01 September 2008

Debating the Wisdom of Abstinence-Only Sexuality Education

It may be time for us as a nation to examine the public health outcomes and public policy impact of our nation's decision to federally funded "abstinence-only" sexuality education to the exclusion of other types of sexuality education in our schools and our wider society.

There are two recent news stories that I saw on Google News that are related to our public policy decision on this.

One story is concerned with the personal life of Gov. Palin's oldest daughter:
Gov. Palin Says Her Unmarried 17-Year-Old Daughter Is Pregnant
"We have been blessed with five wonderful children who we love with all our heart and mean everything to us," reads the statement from Alaska Gov. Sarah Palin and her husband Todd.

"Our beautiful daughter Bristol came to us with news that as parents we knew would make her grow up faster than we had ever planned," they continued, referring to their 17-year-old daughter. "As Bristol faces the responsibilities of adulthood, she knows she has our unconditional love and support.

The Palins said that "Bristol and the young man she will marry are going to realize very quickly the difficulties of raising a child, which is why they will have the love and support of our entire family.
The second story deals with the public policy position that Gov. Palin has taken regarding "abstinence-only" sexuality education:
Palin backed abstinence education
(CNN) – Sarah Palin, who announced on Monday that her 17-year-old daughter is pregnant, indicated during her run for Alaska governor that she was a firm supporter of abstinence-only education in schools.

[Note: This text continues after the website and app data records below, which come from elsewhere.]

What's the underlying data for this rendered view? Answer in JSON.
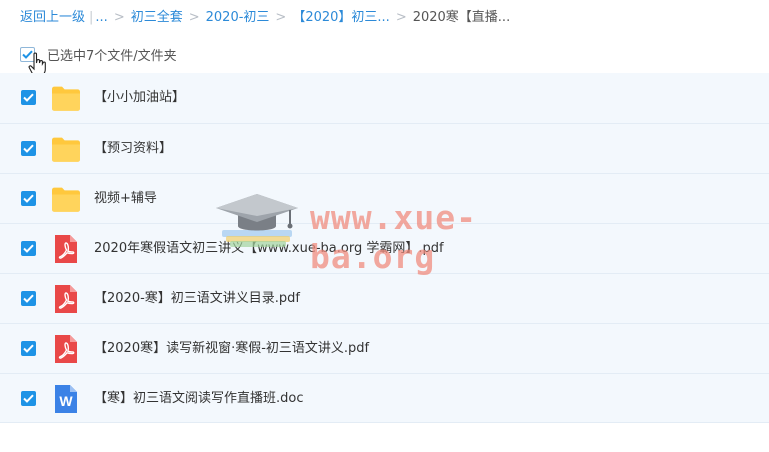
{
  "breadcrumb": {
    "back": "返回上一级",
    "ellipsis": "...",
    "sep": ">",
    "items": [
      "初三全套",
      "2020-初三",
      "【2020】初三..."
    ],
    "current": "2020寒【直播..."
  },
  "selection": {
    "label": "已选中7个文件/文件夹"
  },
  "files": [
    {
      "name": "【小小加油站】",
      "type": "folder-icon"
    },
    {
      "name": "【预习资料】",
      "type": "folder-icon"
    },
    {
      "name": "视频+辅导",
      "type": "folder-icon"
    },
    {
      "name": "2020年寒假语文初三讲义【www.xue-ba.org 学霸网】.pdf",
      "type": "pdf-icon"
    },
    {
      "name": "【2020-寒】初三语文讲义目录.pdf",
      "type": "pdf-icon"
    },
    {
      "name": "【2020寒】读写新视窗·寒假-初三语文讲义.pdf",
      "type": "pdf-icon"
    },
    {
      "name": "【寒】初三语文阅读写作直播班.doc",
      "type": "word-icon"
    }
  ],
  "watermark": {
    "text": "www.xue-ba.org"
  },
  "colors": {
    "accent": "#1e93e6",
    "link": "#2c8ad8",
    "row_bg": "#f3f8fd",
    "folder": "#ffc83d",
    "pdf": "#e94848",
    "word": "#3b82e6"
  }
}
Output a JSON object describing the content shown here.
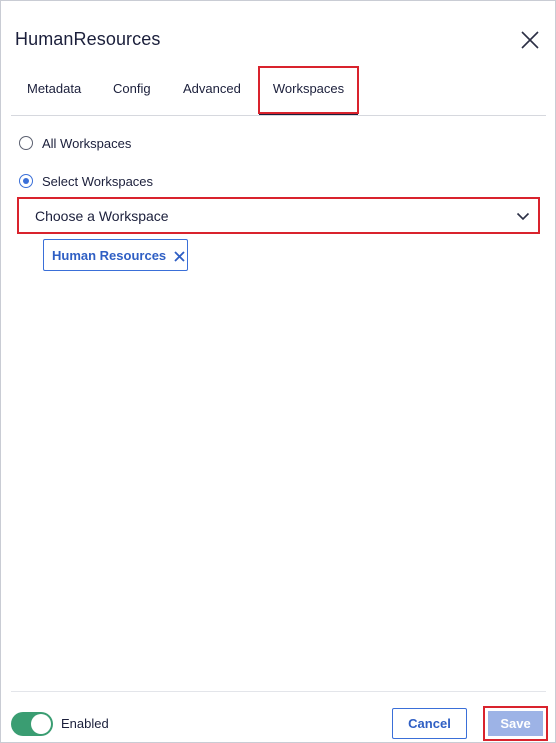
{
  "dialog": {
    "title": "HumanResources"
  },
  "tabs": [
    {
      "label": "Metadata"
    },
    {
      "label": "Config"
    },
    {
      "label": "Advanced"
    },
    {
      "label": "Workspaces",
      "active": true
    }
  ],
  "workspaces": {
    "options": [
      {
        "label": "All Workspaces",
        "checked": false
      },
      {
        "label": "Select Workspaces",
        "checked": true
      }
    ],
    "select": {
      "placeholder": "Choose a Workspace"
    },
    "selected_chips": [
      {
        "label": "Human Resources"
      }
    ]
  },
  "footer": {
    "toggle_label": "Enabled",
    "toggle_on": true,
    "cancel_label": "Cancel",
    "save_label": "Save"
  },
  "colors": {
    "accent": "#3a6fd8",
    "highlight": "#d9232d",
    "toggle_on": "#3a9d72",
    "save_disabled": "#9db3e6"
  }
}
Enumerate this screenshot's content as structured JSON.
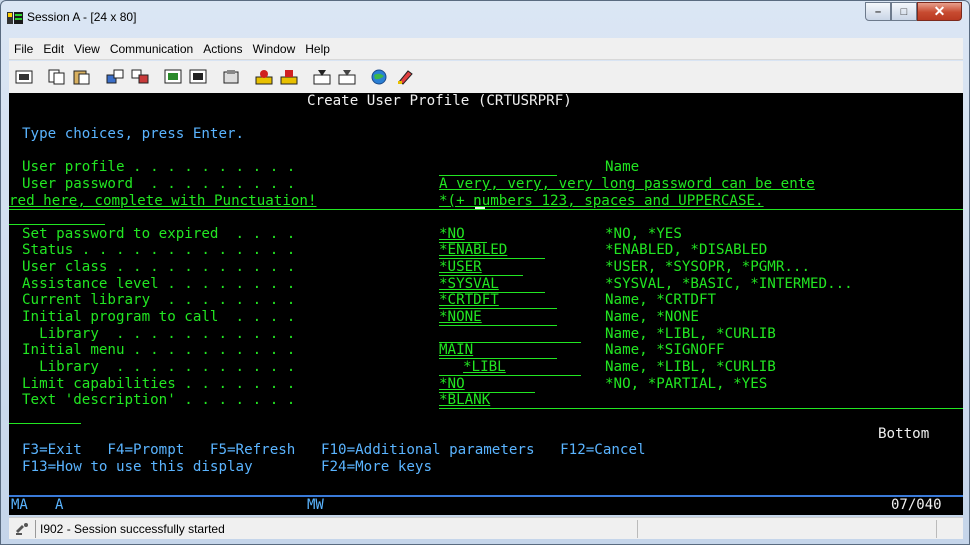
{
  "window": {
    "title": "Session A - [24 x 80]",
    "controls": {
      "minimize": "–",
      "maximize": "□",
      "close": "✕"
    }
  },
  "menu": [
    "File",
    "Edit",
    "View",
    "Communication",
    "Actions",
    "Window",
    "Help"
  ],
  "toolbar": {
    "icons": [
      "print-screen-icon",
      "copy-icon",
      "paste-icon",
      "send-icon",
      "receive-icon",
      "display-icon",
      "keyboard-icon",
      "macro-icon",
      "play-icon",
      "stop-icon",
      "record-icon",
      "quick-record-icon",
      "globe-icon",
      "customize-icon"
    ]
  },
  "terminal": {
    "screen_title": "Create User Profile (CRTUSRPRF)",
    "instruction": "Type choices, press Enter.",
    "fields": [
      {
        "label": "User profile . . . . . . . . . .",
        "value": "",
        "hint": "Name"
      },
      {
        "label": "User password  . . . . . . . . .",
        "value": "A very, very, very long password can be ente",
        "hint": ""
      },
      {
        "label": "red here, complete with Punctuation!",
        "value": "*(+ numbers 123, spaces and UPPERCASE.",
        "hint": ""
      },
      {
        "label": "Set password to expired  . . . .",
        "value": "*NO",
        "hint": "*NO, *YES"
      },
      {
        "label": "Status . . . . . . . . . . . . .",
        "value": "*ENABLED",
        "hint": "*ENABLED, *DISABLED"
      },
      {
        "label": "User class . . . . . . . . . . .",
        "value": "*USER",
        "hint": "*USER, *SYSOPR, *PGMR..."
      },
      {
        "label": "Assistance level . . . . . . . .",
        "value": "*SYSVAL",
        "hint": "*SYSVAL, *BASIC, *INTERMED..."
      },
      {
        "label": "Current library  . . . . . . . .",
        "value": "*CRTDFT",
        "hint": "Name, *CRTDFT"
      },
      {
        "label": "Initial program to call  . . . .",
        "value": "*NONE",
        "hint": "Name, *NONE"
      },
      {
        "label": "  Library  . . . . . . . . . . .",
        "value": "",
        "hint": "Name, *LIBL, *CURLIB"
      },
      {
        "label": "Initial menu . . . . . . . . . .",
        "value": "MAIN",
        "hint": "Name, *SIGNOFF"
      },
      {
        "label": "  Library  . . . . . . . . . . .",
        "value": "*LIBL",
        "hint": "Name, *LIBL, *CURLIB"
      },
      {
        "label": "Limit capabilities . . . . . . .",
        "value": "*NO",
        "hint": "*NO, *PARTIAL, *YES"
      },
      {
        "label": "Text 'description' . . . . . . .",
        "value": "*BLANK",
        "hint": ""
      }
    ],
    "bottom_label": "Bottom",
    "fkeys_line1": "F3=Exit   F4=Prompt   F5=Refresh   F10=Additional parameters   F12=Cancel",
    "fkeys_line2": "F13=How to use this display        F24=More keys"
  },
  "oia": {
    "left": "MA",
    "a": "A",
    "mw": "MW",
    "position": "07/040"
  },
  "status": {
    "message": "I902 - Session successfully started"
  },
  "colors": {
    "terminal_bg": "#000000",
    "green": "#22e622",
    "white": "#f0f0f0",
    "blue": "#5ab4ff"
  }
}
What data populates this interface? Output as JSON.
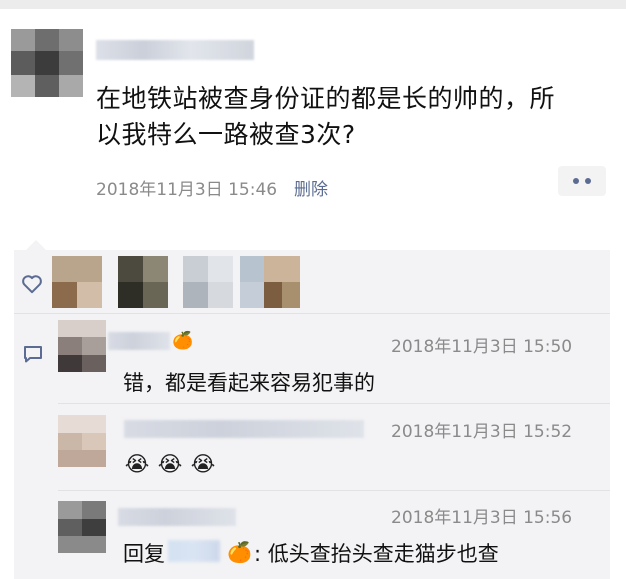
{
  "post": {
    "text_line1": "在地铁站被查身份证的都是长的帅的，所",
    "text_line2": "以我特么一路被查3次?",
    "time": "2018年11月3日 15:46",
    "delete_label": "删除",
    "more_icon": "ellipsis-icon"
  },
  "likes": {
    "icon": "heart-icon",
    "avatar_count": 5
  },
  "comments": [
    {
      "time": "2018年11月3日 15:50",
      "text": "错，都是看起来容易犯事的",
      "emoji": "🍊"
    },
    {
      "time": "2018年11月3日 15:52",
      "emojis": [
        "😭",
        "😭",
        "😭"
      ]
    },
    {
      "time": "2018年11月3日 15:56",
      "reply_prefix": "回复",
      "reply_emoji": "🍊",
      "reply_text": ": 低头查抬头查走猫步也查"
    }
  ],
  "colors": {
    "link": "#5b6b92",
    "panel": "#f3f3f5",
    "time": "#8a8a8a"
  }
}
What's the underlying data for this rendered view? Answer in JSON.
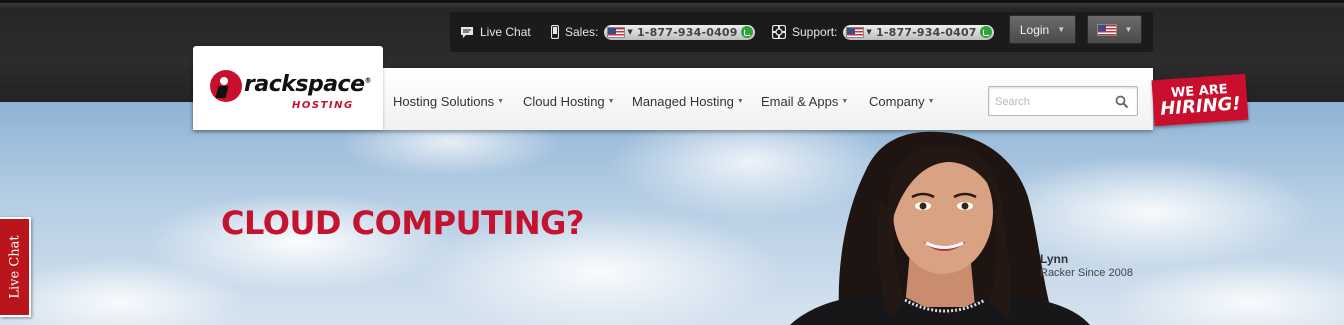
{
  "utility": {
    "live_chat": "Live Chat",
    "sales_label": "Sales:",
    "sales_phone": "1-877-934-0409",
    "support_label": "Support:",
    "support_phone": "1-877-934-0407",
    "login": "Login"
  },
  "logo": {
    "word": "rackspace",
    "sub": "HOSTING",
    "registered": "®"
  },
  "nav": {
    "items": [
      {
        "label": "Hosting Solutions"
      },
      {
        "label": "Cloud Hosting"
      },
      {
        "label": "Managed Hosting"
      },
      {
        "label": "Email & Apps"
      },
      {
        "label": "Company"
      }
    ]
  },
  "search": {
    "placeholder": "Search"
  },
  "hiring": {
    "line1": "WE ARE",
    "line2": "HIRING!"
  },
  "hero": {
    "headline": "CLOUD COMPUTING?",
    "person_name": "Lynn",
    "person_caption": "Racker Since 2008"
  },
  "side_tab": {
    "label": "Live Chat"
  },
  "colors": {
    "brand_red": "#c8102e",
    "topbar": "#262626",
    "call_green": "#2ea43a"
  },
  "icons": {
    "chat": "speech-bubble-icon",
    "phone": "mobile-phone-icon",
    "support": "lifebuoy-icon",
    "search": "magnifier-icon",
    "flag": "us-flag-icon"
  }
}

In a 2006 Eagle Forum questionnaire, Palin indicated that she supported funding abstinence-until-marriage education programs instead of teaching sex-education programs.

"Explicit sex-ed programs will not find my support," Palin wrote in the conservative group’s questionnaire.
However, we do know that the comprehensive sexuality education programs used in Western Europe do have a better public health and public policy outcomes in comparison with the United States. However, this isn't the type of sexuality education that Gov. Palin or Sen. McCain supports.

Here are a few graphs from the Advocates for Youth "Adolescent Sexual Health in Europe and the U.S.—Why the Difference?" fact sheet:

If the teen pregnancy, teen abortion, and teen sexually-transmitted infection rates in the US were the same as the Netherlands, we would have 657,000 fewer teen pregnancies, 441,000 fewer teen births, and 215,000 fewer teen abortions. It would also save the taxpayers $921 million each year (in 1997 dollars).

Unplanned pregnancy is a something that can be prevented. It's not something that "just happens" and it doesn't take "rocket science" to prevent it.

Our Western European cousins have an excellent track record with promoting healthy sexual decision-making in their teens. This is something that we could do in the US if we want to.

As Unitarian Universalists working in partnership with the United Church of Christ, our gift to the wider world is our excellent "Our Whole Lives" lifespan series of comprehensive sexuality education curricula.


Joel Monka said...

As CC points out , Bristol *DID* get a comprehensive sexual education, and got pregnant anyway. Not a good hook to hang this post on.

Steve Caldwell said...

Joel -- not so fast here.

I'm thinking that CC is misinterpreting the Alaska law in terms of what it requires and what it simply allows local schools to do.

Yes -- it does sound less bad than my state's laws (Louisiana) and other "red state" laws covering sexuality education.

The schools in Alaska can provide comprehensive sexuality education.

But they don't mandate comprehensive sexuality education in public schools.

I did check the SIECUS (Sexuality Information and Education Council of the United States) web site. SIECUS also has a UU connection -- the former president of this organization is now a UU minister (Rev. Debra Haffner).

Here's the link to the SIECUS web site:


"Alaska Sexuality Education Law and Policy

Alaska does not have a law that governs sexuality education; therefore, schools are not required to teach sexuality or sexually transmitted disease (STD) education. However, 'the Alaska Department of Education & Early Development’s health education team is committed to providing teachers and school staff within the state of Alaska with current and scientifically sound research in health education and violence and disease prevention.' The Department endorses 'Programs that Work,' a list compiled by the Centers for Disease Control and Prevention (CDC), though it 'does not endorse specific curricula, but seeks to provide districts with the most up-to-date materials and research-based programs so schools can evaluate what best meets the needs of their student population.'"

Furthermore, SIECUS web site does say that a recent legislation does allow for:

" ... parents are provided the opportunity to remove their children from sexuality education courses ... "

So even if the schools did provide programs comparable to the "Our Whole Lives" program, that doesn't guarantee that Gov. Palin's daughter attended these classes.